● Problem statement
Filter the listing below, keeping every line that holds "number".

● Material for the task

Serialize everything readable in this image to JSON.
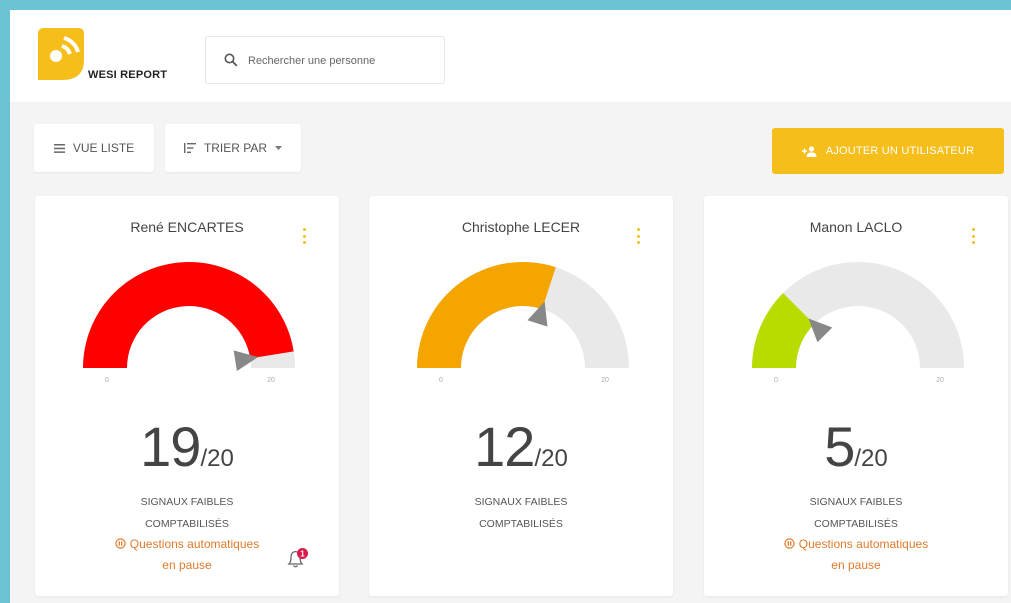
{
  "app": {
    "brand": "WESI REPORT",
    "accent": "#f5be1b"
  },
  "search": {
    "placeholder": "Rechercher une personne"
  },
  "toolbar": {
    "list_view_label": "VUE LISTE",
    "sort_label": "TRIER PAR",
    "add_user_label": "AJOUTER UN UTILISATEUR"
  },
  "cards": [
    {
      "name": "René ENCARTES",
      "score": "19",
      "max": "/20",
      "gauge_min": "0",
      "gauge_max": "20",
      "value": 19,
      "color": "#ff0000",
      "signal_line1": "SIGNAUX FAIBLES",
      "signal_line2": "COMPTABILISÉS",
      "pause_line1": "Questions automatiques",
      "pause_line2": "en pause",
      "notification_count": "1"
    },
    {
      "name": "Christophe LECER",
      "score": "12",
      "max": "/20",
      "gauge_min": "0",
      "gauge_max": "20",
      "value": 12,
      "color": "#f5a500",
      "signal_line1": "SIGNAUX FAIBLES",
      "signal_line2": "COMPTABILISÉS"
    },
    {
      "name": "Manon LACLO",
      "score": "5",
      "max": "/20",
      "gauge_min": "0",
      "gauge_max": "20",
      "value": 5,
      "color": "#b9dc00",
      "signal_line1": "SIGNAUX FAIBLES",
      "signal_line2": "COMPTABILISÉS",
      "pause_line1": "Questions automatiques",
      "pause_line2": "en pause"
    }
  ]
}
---
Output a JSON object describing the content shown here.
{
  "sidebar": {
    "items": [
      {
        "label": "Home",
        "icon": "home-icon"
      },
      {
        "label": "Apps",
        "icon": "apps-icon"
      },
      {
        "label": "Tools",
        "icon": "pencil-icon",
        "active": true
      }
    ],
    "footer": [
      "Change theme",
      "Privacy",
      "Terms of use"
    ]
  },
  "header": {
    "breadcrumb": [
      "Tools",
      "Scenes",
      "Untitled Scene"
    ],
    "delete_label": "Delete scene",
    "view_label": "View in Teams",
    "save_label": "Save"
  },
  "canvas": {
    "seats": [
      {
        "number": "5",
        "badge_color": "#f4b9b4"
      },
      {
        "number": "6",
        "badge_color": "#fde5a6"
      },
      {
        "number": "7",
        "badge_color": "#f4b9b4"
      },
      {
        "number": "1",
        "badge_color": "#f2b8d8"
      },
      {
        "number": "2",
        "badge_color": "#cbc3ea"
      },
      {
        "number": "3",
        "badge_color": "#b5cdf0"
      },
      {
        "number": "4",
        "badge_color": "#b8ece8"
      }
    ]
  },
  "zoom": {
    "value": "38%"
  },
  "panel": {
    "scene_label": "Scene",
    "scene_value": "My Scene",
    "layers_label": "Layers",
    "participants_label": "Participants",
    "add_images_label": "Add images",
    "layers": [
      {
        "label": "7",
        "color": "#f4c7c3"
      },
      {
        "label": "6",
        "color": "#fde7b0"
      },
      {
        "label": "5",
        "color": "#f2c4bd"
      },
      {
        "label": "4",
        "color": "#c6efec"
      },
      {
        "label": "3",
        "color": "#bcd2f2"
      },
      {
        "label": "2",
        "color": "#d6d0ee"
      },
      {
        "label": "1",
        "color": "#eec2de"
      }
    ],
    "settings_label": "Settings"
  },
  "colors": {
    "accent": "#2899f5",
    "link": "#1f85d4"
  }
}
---
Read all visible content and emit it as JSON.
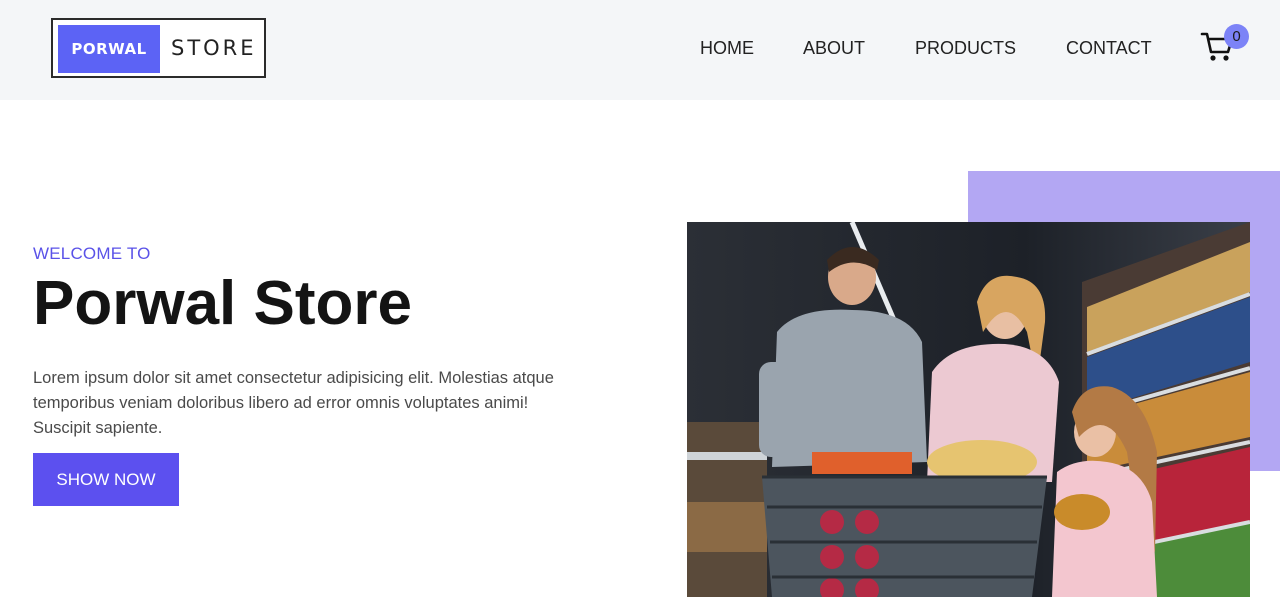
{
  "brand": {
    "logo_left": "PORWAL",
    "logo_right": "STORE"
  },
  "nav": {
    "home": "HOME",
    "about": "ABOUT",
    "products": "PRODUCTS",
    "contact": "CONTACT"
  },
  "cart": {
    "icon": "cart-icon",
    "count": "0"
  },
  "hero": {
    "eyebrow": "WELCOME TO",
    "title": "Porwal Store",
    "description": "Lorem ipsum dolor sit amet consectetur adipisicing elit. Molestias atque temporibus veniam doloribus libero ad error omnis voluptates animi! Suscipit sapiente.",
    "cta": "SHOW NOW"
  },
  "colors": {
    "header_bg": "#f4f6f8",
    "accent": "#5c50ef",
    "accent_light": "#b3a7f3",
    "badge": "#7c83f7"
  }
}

● Answer to the problem
        "number": "5",
        "number": "6",
        "number": "7",
        "number": "1",
        "number": "2",
        "number": "3",
        "number": "4",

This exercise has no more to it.